[ACTIVITY] Wherever a line in the data below holds "Importer", copy that line.

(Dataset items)
_ _ _ _ _

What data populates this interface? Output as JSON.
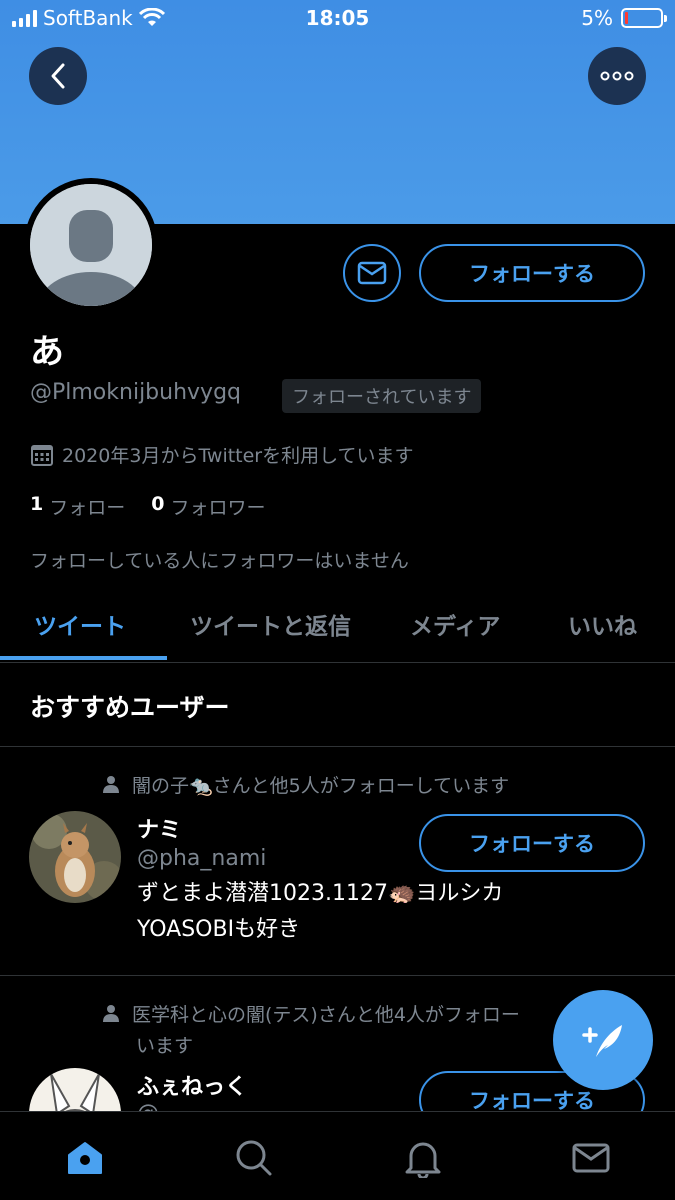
{
  "status_bar": {
    "carrier": "SoftBank",
    "time": "18:05",
    "battery": "5%"
  },
  "profile": {
    "name": "あ",
    "handle": "@Plmoknijbuhvygq",
    "follows_you": "フォローされています",
    "joined": "2020年3月からTwitterを利用しています",
    "following_count": "1",
    "following_label": "フォロー",
    "followers_count": "0",
    "followers_label": "フォロワー",
    "followers_note": "フォローしている人にフォロワーはいません",
    "follow_label": "フォローする"
  },
  "tabs": [
    {
      "label": "ツイート",
      "active": true
    },
    {
      "label": "ツイートと返信",
      "active": false
    },
    {
      "label": "メディア",
      "active": false
    },
    {
      "label": "いいね",
      "active": false
    }
  ],
  "recommended": {
    "title": "おすすめユーザー",
    "users": [
      {
        "social_context": "闇の子🐀さんと他5人がフォローしています",
        "name": "ナミ",
        "handle": "@pha_nami",
        "bio_line1": "ずとまよ潜潜1023.1127🦔ヨルシカ",
        "bio_line2": "YOASOBIも好き",
        "follow_label": "フォローする"
      },
      {
        "social_context_line1": "医学科と心の闇(テス)さんと他4人がフォロー",
        "social_context_line2": "います",
        "name": "ふぇねっく",
        "handle": "@",
        "follow_label": "フォローする"
      }
    ]
  },
  "colors": {
    "accent": "#4aa1f0",
    "banner": "#4b9be8",
    "muted": "#7d8690"
  },
  "icons": {
    "back": "chevron-left-icon",
    "more": "ellipsis-icon",
    "message": "envelope-icon",
    "calendar": "calendar-icon",
    "compose": "compose-tweet-icon",
    "nav": [
      "home-icon",
      "search-icon",
      "bell-icon",
      "mail-icon"
    ]
  }
}
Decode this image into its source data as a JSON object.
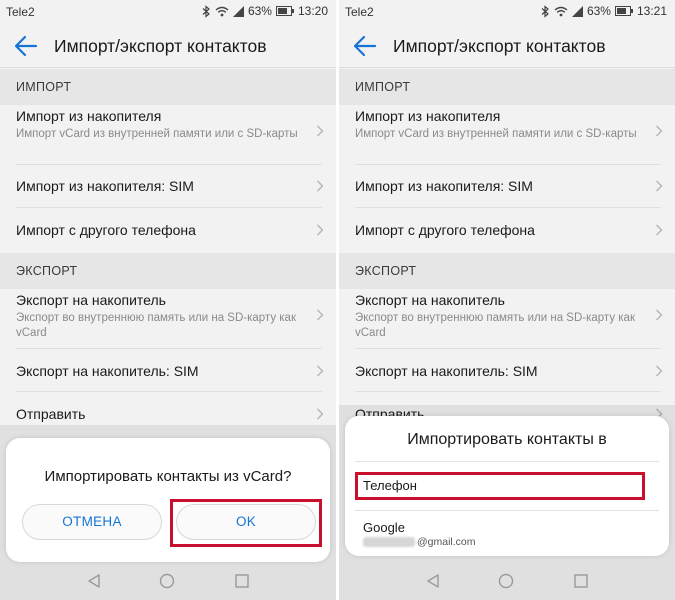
{
  "screens": [
    {
      "status": {
        "carrier": "Tele2",
        "battery": "63%",
        "time": "13:20"
      },
      "app_bar": {
        "title": "Импорт/экспорт контактов"
      },
      "import_header": "ИМПОРТ",
      "items": [
        {
          "title": "Импорт из накопителя",
          "subtitle": "Импорт vCard из внутренней памяти или с SD-карты"
        },
        {
          "title": "Импорт из накопителя: SIM"
        },
        {
          "title": "Импорт с другого телефона"
        }
      ],
      "export_header": "ЭКСПОРТ",
      "export_items": [
        {
          "title": "Экспорт на накопитель",
          "subtitle": "Экспорт во внутреннюю память или на SD-карту как vCard"
        },
        {
          "title": "Экспорт на накопитель: SIM"
        },
        {
          "title": "Отправить"
        }
      ],
      "dialog": {
        "question": "Импортировать контакты из vCard?",
        "cancel_label": "ОТМЕНА",
        "ok_label": "OK"
      }
    },
    {
      "status": {
        "carrier": "Tele2",
        "battery": "63%",
        "time": "13:21"
      },
      "app_bar": {
        "title": "Импорт/экспорт контактов"
      },
      "import_header": "ИМПОРТ",
      "items": [
        {
          "title": "Импорт из накопителя",
          "subtitle": "Импорт vCard из внутренней памяти или с SD-карты"
        },
        {
          "title": "Импорт из накопителя: SIM"
        },
        {
          "title": "Импорт с другого телефона"
        }
      ],
      "export_header": "ЭКСПОРТ",
      "export_items": [
        {
          "title": "Экспорт на накопитель",
          "subtitle": "Экспорт во внутреннюю память или на SD-карту как vCard"
        },
        {
          "title": "Экспорт на накопитель: SIM"
        },
        {
          "title": "Отправить"
        }
      ],
      "dialog": {
        "title": "Импортировать контакты в",
        "option_phone": "Телефон",
        "option_google": "Google",
        "google_email": "@gmail.com"
      }
    }
  ],
  "colors": {
    "accent": "#1674d6",
    "highlight": "#c8102e",
    "section_bg": "#e6e6e6",
    "background": "#f2f2f2"
  },
  "icons": [
    "back-arrow-icon",
    "bluetooth-icon",
    "wifi-icon",
    "signal-icon",
    "battery-icon",
    "chevron-right-icon",
    "nav-back-icon",
    "nav-home-icon",
    "nav-recent-icon"
  ]
}
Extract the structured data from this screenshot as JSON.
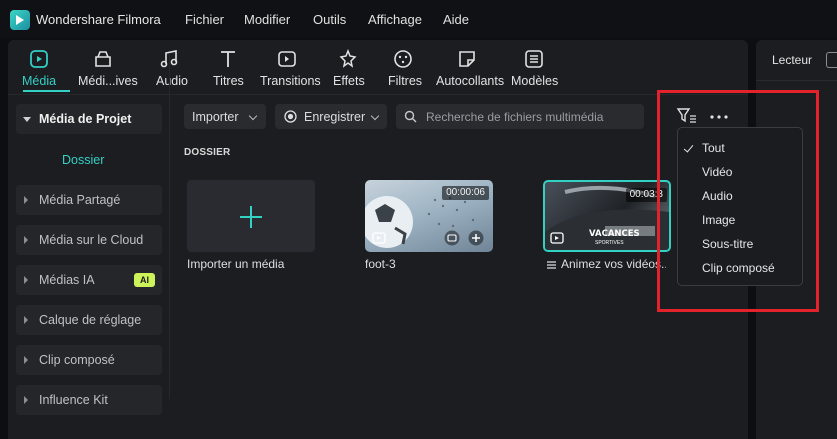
{
  "app": {
    "title": "Wondershare Filmora"
  },
  "menu": [
    "Fichier",
    "Modifier",
    "Outils",
    "Affichage",
    "Aide"
  ],
  "tabs": [
    {
      "label": "Média",
      "icon": "media-icon",
      "active": true
    },
    {
      "label": "Médi...ives",
      "icon": "stock-media-icon"
    },
    {
      "label": "Audio",
      "icon": "music-note-icon"
    },
    {
      "label": "Titres",
      "icon": "text-icon"
    },
    {
      "label": "Transitions",
      "icon": "transition-icon"
    },
    {
      "label": "Effets",
      "icon": "effects-icon"
    },
    {
      "label": "Filtres",
      "icon": "filters-icon"
    },
    {
      "label": "Autocollants",
      "icon": "sticker-icon"
    },
    {
      "label": "Modèles",
      "icon": "templates-icon"
    }
  ],
  "right_panel": {
    "title": "Lecteur"
  },
  "sidebar": {
    "items": [
      {
        "label": "Média de Projet",
        "open": true
      },
      {
        "label": "Dossier",
        "sub": true
      },
      {
        "label": "Média Partagé"
      },
      {
        "label": "Média sur le Cloud"
      },
      {
        "label": "Médias IA",
        "badge": "AI"
      },
      {
        "label": "Calque de réglage"
      },
      {
        "label": "Clip composé"
      },
      {
        "label": "Influence Kit"
      }
    ]
  },
  "content": {
    "import_button": "Importer",
    "record_button": "Enregistrer",
    "search_placeholder": "Recherche de fichiers multimédia",
    "section_title": "DOSSIER",
    "cards": [
      {
        "label": "Importer un média"
      },
      {
        "label": "foot-3",
        "duration": "00:00:06"
      },
      {
        "label": "Animez vos vidéos...",
        "duration": "00:03:3",
        "overlay_text": "VACANCES",
        "overlay_sub": "SPORTIVES"
      }
    ]
  },
  "filter_menu": {
    "items": [
      "Tout",
      "Vidéo",
      "Audio",
      "Image",
      "Sous-titre",
      "Clip composé"
    ],
    "selected": "Tout"
  },
  "colors": {
    "accent": "#33d0c4",
    "highlight": "#e3232b",
    "ai_badge": "#cdf35a"
  }
}
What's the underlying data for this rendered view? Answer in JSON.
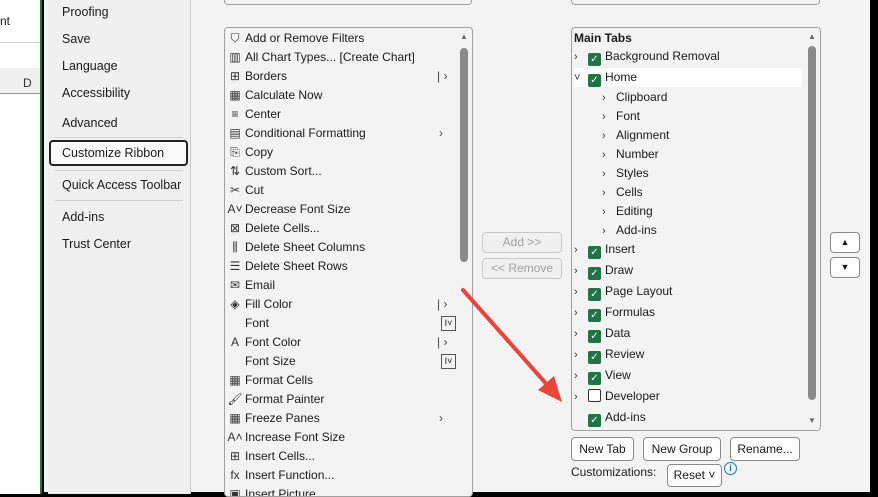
{
  "sheet": {
    "partial_text": "nt",
    "column": "D"
  },
  "nav": {
    "items": [
      "Proofing",
      "Save",
      "Language",
      "Accessibility",
      "Advanced",
      "Customize Ribbon",
      "Quick Access Toolbar",
      "Add-ins",
      "Trust Center"
    ],
    "selected": "Customize Ribbon"
  },
  "commands": [
    {
      "label": "Add or Remove Filters",
      "icon": "⛉"
    },
    {
      "label": "All Chart Types... [Create Chart]",
      "icon": "▥"
    },
    {
      "label": "Borders",
      "icon": "⊞",
      "split": true
    },
    {
      "label": "Calculate Now",
      "icon": "▦"
    },
    {
      "label": "Center",
      "icon": "≡"
    },
    {
      "label": "Conditional Formatting",
      "icon": "▤",
      "submenu": true
    },
    {
      "label": "Copy",
      "icon": "⎘"
    },
    {
      "label": "Custom Sort...",
      "icon": "⇅"
    },
    {
      "label": "Cut",
      "icon": "✂"
    },
    {
      "label": "Decrease Font Size",
      "icon": "A˅"
    },
    {
      "label": "Delete Cells...",
      "icon": "⊠"
    },
    {
      "label": "Delete Sheet Columns",
      "icon": "⫼"
    },
    {
      "label": "Delete Sheet Rows",
      "icon": "☰"
    },
    {
      "label": "Email",
      "icon": "✉"
    },
    {
      "label": "Fill Color",
      "icon": "◈",
      "split": true
    },
    {
      "label": "Font",
      "icon": "",
      "combo": true
    },
    {
      "label": "Font Color",
      "icon": "A",
      "split": true
    },
    {
      "label": "Font Size",
      "icon": "",
      "combo": true
    },
    {
      "label": "Format Cells",
      "icon": "▦"
    },
    {
      "label": "Format Painter",
      "icon": "🖌"
    },
    {
      "label": "Freeze Panes",
      "icon": "▦",
      "submenu": true
    },
    {
      "label": "Increase Font Size",
      "icon": "A˄"
    },
    {
      "label": "Insert Cells...",
      "icon": "⊞"
    },
    {
      "label": "Insert Function...",
      "icon": "fx"
    },
    {
      "label": "Insert Picture",
      "icon": "▣"
    }
  ],
  "middle": {
    "add": "Add >>",
    "remove": "<< Remove"
  },
  "tree": {
    "header": "Main Tabs",
    "nodes": [
      {
        "label": "Background Removal",
        "level": 0,
        "checked": true,
        "chev": "›"
      },
      {
        "label": "Home",
        "level": 0,
        "checked": true,
        "chev": "˅",
        "selected": true
      },
      {
        "label": "Clipboard",
        "level": 1
      },
      {
        "label": "Font",
        "level": 1
      },
      {
        "label": "Alignment",
        "level": 1
      },
      {
        "label": "Number",
        "level": 1
      },
      {
        "label": "Styles",
        "level": 1
      },
      {
        "label": "Cells",
        "level": 1
      },
      {
        "label": "Editing",
        "level": 1
      },
      {
        "label": "Add-ins",
        "level": 1
      },
      {
        "label": "Insert",
        "level": 0,
        "checked": true,
        "chev": "›"
      },
      {
        "label": "Draw",
        "level": 0,
        "checked": true,
        "chev": "›"
      },
      {
        "label": "Page Layout",
        "level": 0,
        "checked": true,
        "chev": "›"
      },
      {
        "label": "Formulas",
        "level": 0,
        "checked": true,
        "chev": "›"
      },
      {
        "label": "Data",
        "level": 0,
        "checked": true,
        "chev": "›"
      },
      {
        "label": "Review",
        "level": 0,
        "checked": true,
        "chev": "›"
      },
      {
        "label": "View",
        "level": 0,
        "checked": true,
        "chev": "›"
      },
      {
        "label": "Developer",
        "level": 0,
        "checked": false,
        "chev": "›"
      },
      {
        "label": "Add-ins",
        "level": 0,
        "checked": true,
        "chev": ""
      }
    ]
  },
  "buttons": {
    "new_tab": "New Tab",
    "new_group": "New Group",
    "rename": "Rename...",
    "customizations": "Customizations:",
    "reset": "Reset ˅"
  },
  "colors": {
    "check": "#217346",
    "arrow": "#e8453c"
  }
}
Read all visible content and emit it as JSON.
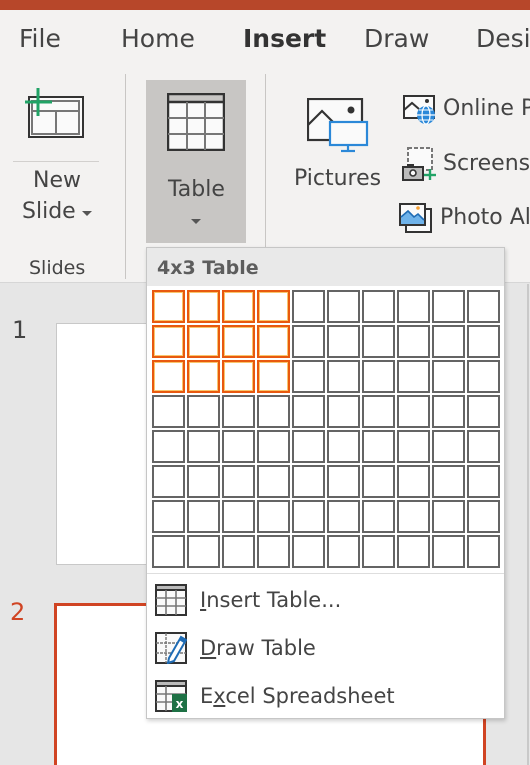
{
  "window": {
    "accent_color": "#b7472a"
  },
  "ribbon_tabs": [
    {
      "label": "File",
      "active": false
    },
    {
      "label": "Home",
      "active": false
    },
    {
      "label": "Insert",
      "active": true
    },
    {
      "label": "Draw",
      "active": false
    },
    {
      "label": "Desi",
      "active": false
    }
  ],
  "ribbon": {
    "new_slide": {
      "line1": "New",
      "line2": "Slide",
      "icon": "new-slide-icon"
    },
    "slides_group_label": "Slides",
    "table": {
      "label": "Table",
      "icon": "table-icon"
    },
    "pictures": {
      "label": "Pictures",
      "icon": "pictures-icon"
    },
    "online_pictures": {
      "label": "Online P",
      "icon": "online-pictures-icon"
    },
    "screenshot": {
      "label": "Screensh",
      "icon": "screenshot-icon"
    },
    "photo_album": {
      "label": "Photo Al",
      "icon": "photo-album-icon"
    }
  },
  "table_dropdown": {
    "title": "4x3 Table",
    "grid": {
      "columns": 10,
      "rows": 8,
      "selected_columns": 4,
      "selected_rows": 3,
      "highlight_color": "#e8590f"
    },
    "menu_items": [
      {
        "prefix": "",
        "accel": "I",
        "rest": "nsert Table...",
        "icon": "insert-table-icon"
      },
      {
        "prefix": "",
        "accel": "D",
        "rest": "raw Table",
        "icon": "draw-table-icon"
      },
      {
        "prefix": "E",
        "accel": "x",
        "rest": "cel Spreadsheet",
        "icon": "excel-spreadsheet-icon"
      }
    ]
  },
  "slides": [
    {
      "number": "1",
      "selected": false
    },
    {
      "number": "2",
      "selected": true
    }
  ]
}
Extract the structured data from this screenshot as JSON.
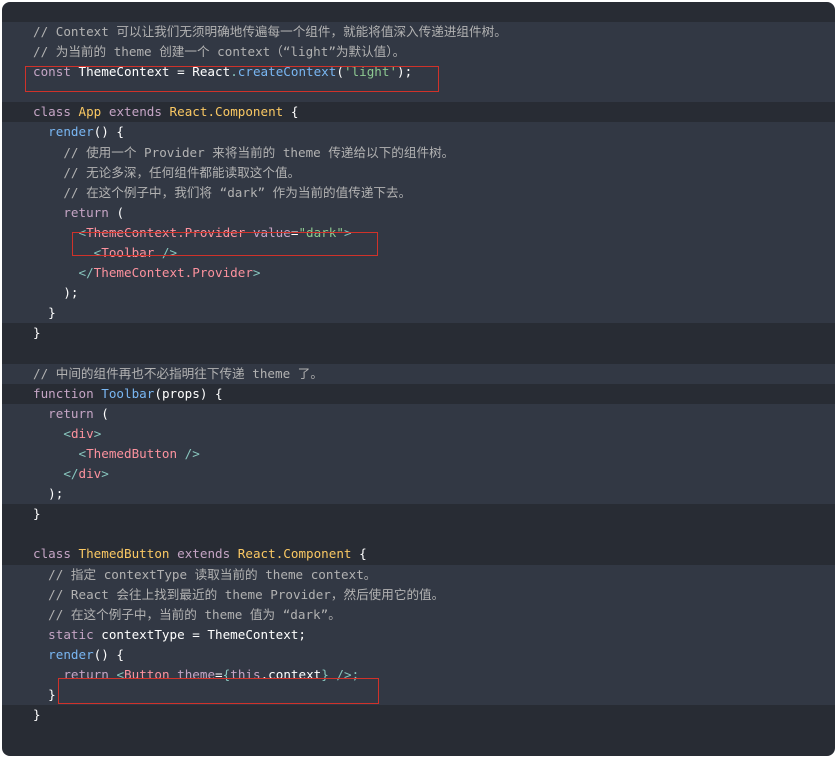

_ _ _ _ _

[EXERCISE OUTPUT]
    "import_button": "Importer",
        "label": "Importer un média"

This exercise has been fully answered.